▶ Data records for software interfaces
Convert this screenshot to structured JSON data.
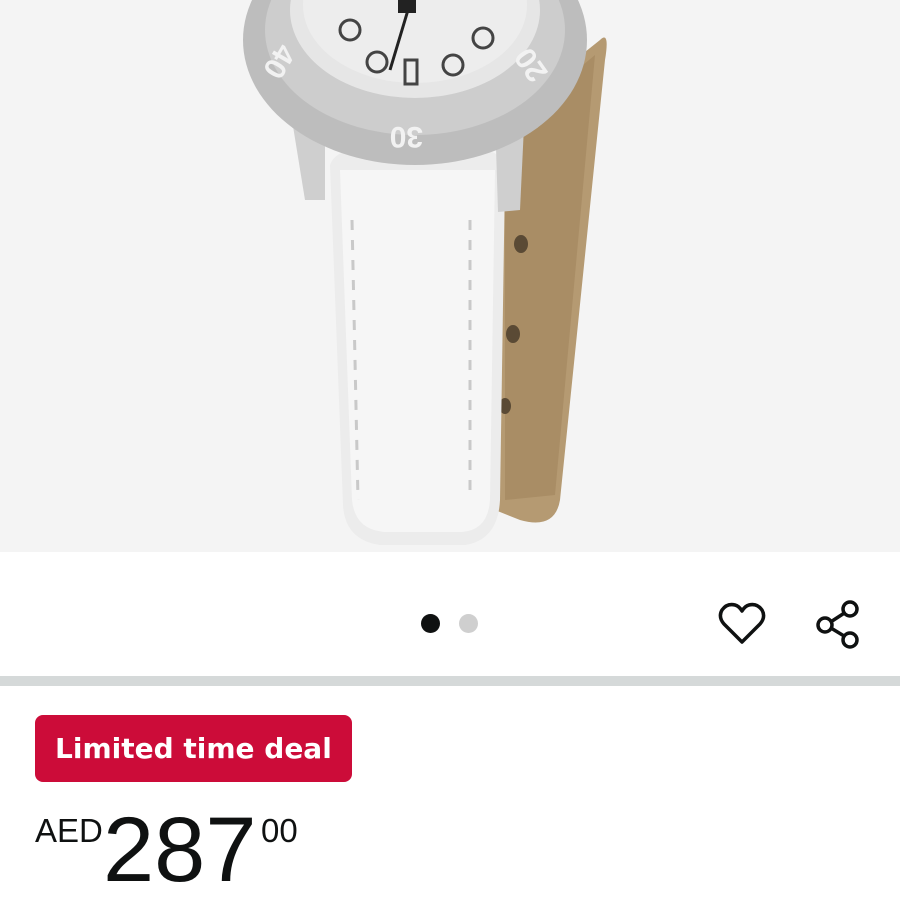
{
  "product": {
    "image_alt": "White leather strap wristwatch",
    "bezel_numbers": [
      "40",
      "30",
      "20"
    ]
  },
  "gallery": {
    "image_count": 2,
    "active_index": 0
  },
  "actions": {
    "wishlist_icon": "heart-outline-icon",
    "share_icon": "share-icon"
  },
  "deal": {
    "badge_label": "Limited time deal",
    "badge_color": "#cc0c39"
  },
  "price": {
    "currency": "AED",
    "whole": "287",
    "fraction": "00"
  },
  "colors": {
    "text": "#0f1111",
    "divider": "#d5d9d9",
    "image_background": "#f4f4f4",
    "dot_active": "#0f1111",
    "dot_inactive": "#cfcfcf"
  }
}
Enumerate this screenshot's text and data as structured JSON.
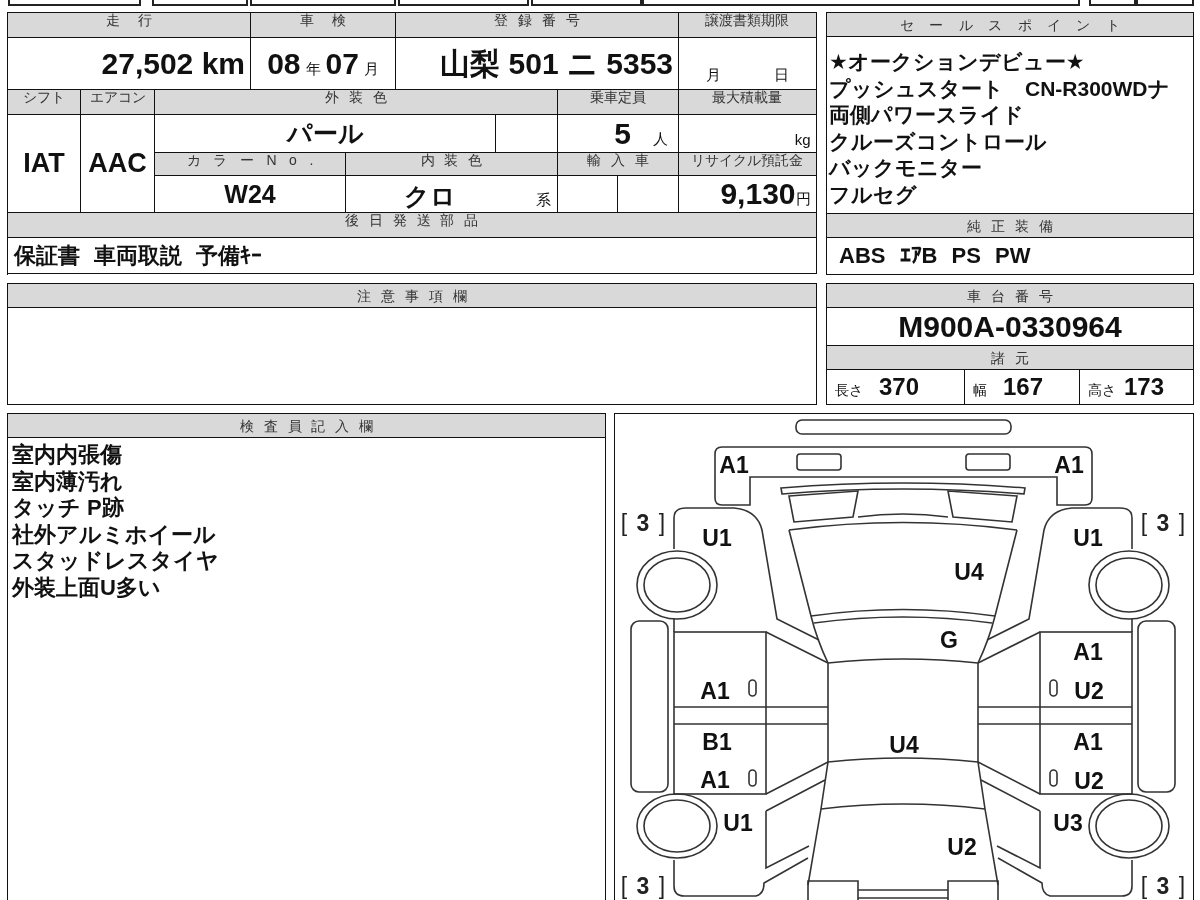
{
  "vehicle_info": {
    "mileage": {
      "label": "走行",
      "value": "27,502 km"
    },
    "inspection": {
      "label": "車検",
      "year": "08",
      "year_unit": "年",
      "month": "07",
      "month_unit": "月"
    },
    "registration": {
      "label": "登録番号",
      "value": "山梨 501 ニ 5353"
    },
    "transfer_deadline": {
      "label": "譲渡書類期限",
      "month_unit": "月",
      "day_unit": "日"
    },
    "shift": {
      "label": "シフト",
      "value": "IAT"
    },
    "air_conditioning": {
      "label": "エアコン",
      "value": "AAC"
    },
    "exterior_color": {
      "label": "外装色",
      "value": "パール"
    },
    "capacity": {
      "label": "乗車定員",
      "value": "5",
      "unit": "人"
    },
    "max_load": {
      "label": "最大積載量",
      "unit": "kg"
    },
    "color_no": {
      "label": "カラーNo.",
      "value": "W24"
    },
    "interior_color": {
      "label": "内装色",
      "value": "クロ",
      "suffix": "系"
    },
    "imported": {
      "label": "輸入車"
    },
    "recycling_fee": {
      "label": "リサイクル預託金",
      "value": "9,130",
      "unit": "円"
    },
    "parts_to_follow": {
      "label": "後日発送部品",
      "value": "保証書 車両取説 予備ｷｰ"
    }
  },
  "sales_points": {
    "title": "セールスポイント",
    "lines": [
      "★オークションデビュー★",
      "プッシュスタート　CN-R300WDナ",
      "両側パワースライド",
      "クルーズコントロール",
      "バックモニター",
      "フルセグ"
    ]
  },
  "standard_equipment": {
    "title": "純正装備",
    "value": "ABS ｴｱB PS PW"
  },
  "notes": {
    "title": "注意事項欄"
  },
  "chassis": {
    "title": "車台番号",
    "value": "M900A-0330964"
  },
  "specs": {
    "title": "諸元",
    "items": [
      {
        "label": "長さ",
        "value": "370"
      },
      {
        "label": "幅",
        "value": "167"
      },
      {
        "label": "高さ",
        "value": "173"
      }
    ]
  },
  "inspector_notes": {
    "title": "検査員記入欄",
    "lines": [
      "室内内張傷",
      "室内薄汚れ",
      "タッチ P跡",
      "社外アルミホイール",
      "スタッドレスタイヤ",
      "外装上面U多い"
    ]
  },
  "inspection_diagram": {
    "marks": [
      {
        "kind": "damage",
        "code": "A1"
      },
      {
        "kind": "damage",
        "code": "A1"
      },
      {
        "kind": "tire",
        "code": "[ **3** ]"
      },
      {
        "kind": "tire",
        "code": "[ **3** ]"
      },
      {
        "kind": "damage",
        "code": "U1"
      },
      {
        "kind": "damage",
        "code": "U1"
      },
      {
        "kind": "damage",
        "code": "U4"
      },
      {
        "kind": "damage",
        "code": "G"
      },
      {
        "kind": "damage",
        "code": "A1"
      },
      {
        "kind": "damage",
        "code": "A1"
      },
      {
        "kind": "damage",
        "code": "U2"
      },
      {
        "kind": "damage",
        "code": "B1"
      },
      {
        "kind": "damage",
        "code": "U4"
      },
      {
        "kind": "damage",
        "code": "A1"
      },
      {
        "kind": "damage",
        "code": "A1"
      },
      {
        "kind": "damage",
        "code": "U2"
      },
      {
        "kind": "damage",
        "code": "U1"
      },
      {
        "kind": "damage",
        "code": "U3"
      },
      {
        "kind": "damage",
        "code": "U2"
      },
      {
        "kind": "tire",
        "code": "[ **3** ]"
      },
      {
        "kind": "tire",
        "code": "[ **3** ]"
      }
    ]
  }
}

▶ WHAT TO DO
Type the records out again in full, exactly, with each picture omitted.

▶ SOLUTION FOR THIS EXERCISE
Convert this screenshot to structured JSON data.
{
  "product": {
    "image_alt": "White leather strap wristwatch",
    "bezel_numbers": [
      "40",
      "30",
      "20"
    ]
  },
  "gallery": {
    "image_count": 2,
    "active_index": 0
  },
  "actions": {
    "wishlist_icon": "heart-outline-icon",
    "share_icon": "share-icon"
  },
  "deal": {
    "badge_label": "Limited time deal",
    "badge_color": "#cc0c39"
  },
  "price": {
    "currency": "AED",
    "whole": "287",
    "fraction": "00"
  },
  "colors": {
    "text": "#0f1111",
    "divider": "#d5d9d9",
    "image_background": "#f4f4f4",
    "dot_active": "#0f1111",
    "dot_inactive": "#cfcfcf"
  }
}
Enumerate this screenshot's text and data as structured JSON.
{
  "vehicle_info": {
    "mileage": {
      "label": "走行",
      "value": "27,502 km"
    },
    "inspection": {
      "label": "車検",
      "year": "08",
      "year_unit": "年",
      "month": "07",
      "month_unit": "月"
    },
    "registration": {
      "label": "登録番号",
      "value": "山梨 501 ニ 5353"
    },
    "transfer_deadline": {
      "label": "譲渡書類期限",
      "month_unit": "月",
      "day_unit": "日"
    },
    "shift": {
      "label": "シフト",
      "value": "IAT"
    },
    "air_conditioning": {
      "label": "エアコン",
      "value": "AAC"
    },
    "exterior_color": {
      "label": "外装色",
      "value": "パール"
    },
    "capacity": {
      "label": "乗車定員",
      "value": "5",
      "unit": "人"
    },
    "max_load": {
      "label": "最大積載量",
      "unit": "kg"
    },
    "color_no": {
      "label": "カラーNo.",
      "value": "W24"
    },
    "interior_color": {
      "label": "内装色",
      "value": "クロ",
      "suffix": "系"
    },
    "imported": {
      "label": "輸入車"
    },
    "recycling_fee": {
      "label": "リサイクル預託金",
      "value": "9,130",
      "unit": "円"
    },
    "parts_to_follow": {
      "label": "後日発送部品",
      "value": "保証書 車両取説 予備ｷｰ"
    }
  },
  "sales_points": {
    "title": "セールスポイント",
    "lines": [
      "★オークションデビュー★",
      "プッシュスタート　CN-R300WDナ",
      "両側パワースライド",
      "クルーズコントロール",
      "バックモニター",
      "フルセグ"
    ]
  },
  "standard_equipment": {
    "title": "純正装備",
    "value": "ABS ｴｱB PS PW"
  },
  "notes": {
    "title": "注意事項欄"
  },
  "chassis": {
    "title": "車台番号",
    "value": "M900A-0330964"
  },
  "specs": {
    "title": "諸元",
    "items": [
      {
        "label": "長さ",
        "value": "370"
      },
      {
        "label": "幅",
        "value": "167"
      },
      {
        "label": "高さ",
        "value": "173"
      }
    ]
  },
  "inspector_notes": {
    "title": "検査員記入欄",
    "lines": [
      "室内内張傷",
      "室内薄汚れ",
      "タッチ P跡",
      "社外アルミホイール",
      "スタッドレスタイヤ",
      "外装上面U多い"
    ]
  },
  "inspection_diagram": {
    "marks": [
      {
        "kind": "damage",
        "code": "A1"
      },
      {
        "kind": "damage",
        "code": "A1"
      },
      {
        "kind": "tire",
        "code": "[ **3** ]"
      },
      {
        "kind": "tire",
        "code": "[ **3** ]"
      },
      {
        "kind": "damage",
        "code": "U1"
      },
      {
        "kind": "damage",
        "code": "U1"
      },
      {
        "kind": "damage",
        "code": "U4"
      },
      {
        "kind": "damage",
        "code": "G"
      },
      {
        "kind": "damage",
        "code": "A1"
      },
      {
        "kind": "damage",
        "code": "A1"
      },
      {
        "kind": "damage",
        "code": "U2"
      },
      {
        "kind": "damage",
        "code": "B1"
      },
      {
        "kind": "damage",
        "code": "U4"
      },
      {
        "kind": "damage",
        "code": "A1"
      },
      {
        "kind": "damage",
        "code": "A1"
      },
      {
        "kind": "damage",
        "code": "U2"
      },
      {
        "kind": "damage",
        "code": "U1"
      },
      {
        "kind": "damage",
        "code": "U3"
      },
      {
        "kind": "damage",
        "code": "U2"
      },
      {
        "kind": "tire",
        "code": "[ **3** ]"
      },
      {
        "kind": "tire",
        "code": "[ **3** ]"
      }
    ]
  }
}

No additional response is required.